Prior to the pandemic, Fair Work Inspectors made surprise visits to 15 outlets in Melbourne, two in Sydney and two in Perth last year, after the regulator received large numbers of requests for assistance and anonymous reports from workers about potential breaches of workplace laws.
Many of the contacts came from young and migrant employees, who the Fair Work Ombudsman knows can be potentially vulnerable due to age, visa status and reliance on a local job for income.
The franchisor operated six of the outlets visited, with the remainder operated by franchisees. Inspectors interviewed employees, managers and store owners on the ground and checked employment records and payslips.
The regulator found that all 19 of the audited outlets had underpaid employees, and 15 were not meeting payslip and record-keeping obligations. The most common breaches found were underpaying penalty rates (33 per cent) and underpaying the minimum hourly rate (13 per cent).
Inspectors reported that the most common reason given by employers for non-compliance was a lack of awareness of all workplace obligations (68 per cent).
In total, $216,847 was recovered for 241 Melbourne workers, $6,879 for 43 Sydney workers and $6,779 for 55 Perth employees. Recoveries from individual businesses ranged from $1,129 for eight employees in a Sydney business to $49,069 for 17 employees in a Melbourne business.
Fair Work Ombudsman Sandra Parker said the high rates of non-compliance were unacceptable.
“Inspectors found that Gami Chicken & Beer operators had simply not prioritised meeting their lawful obligations to their workers,” Ms Parker said.
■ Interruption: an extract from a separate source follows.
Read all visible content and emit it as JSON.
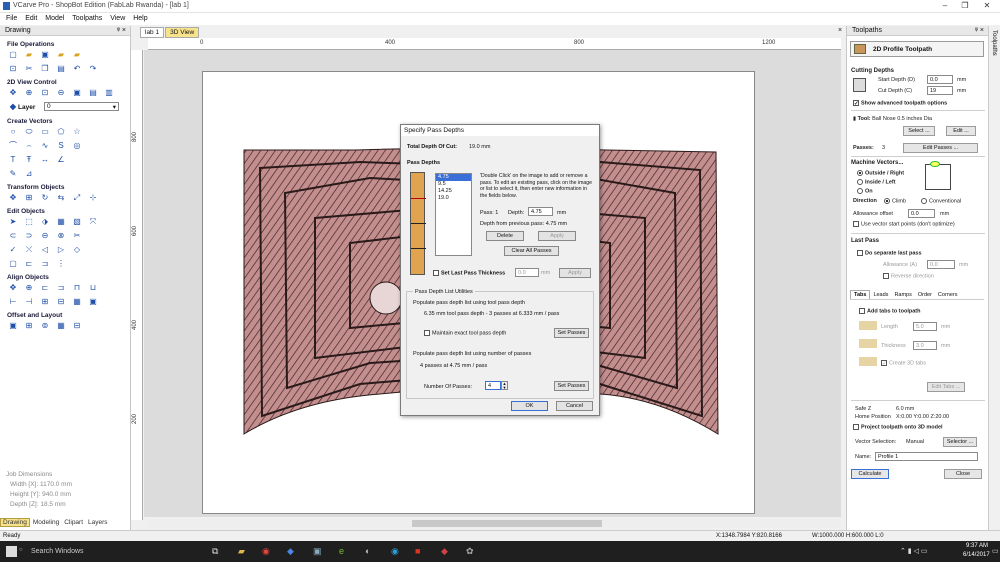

“A lack of awareness is not a valid excuse for a business to breach workplace laws. The FWO expects all employers to comply with workplace obligations and they should access our free tools and resources if they need assistance. Any employees with queries about pay should contact us.”
“Improving compliance among franchises in the fast food, restaurant and café industry, who employ many vulnerable workers, continues to be a priority for us,” Ms Parker said.
In response to the breaches, inspectors issued 18 compliance notices requiring employers to rectify breaches of the law, resulting in $233,087 back-paid to workers. There were 10 formal cautions, and nine on-the-spot fines with penalties totalling $25,410.
One business remains under investigation and may face legal proceedings.
The other businesses were advised that future breaches will likely lead to enforcement action. The FWO continues to enforce workplace laws in a proportionate manner during the pandemic.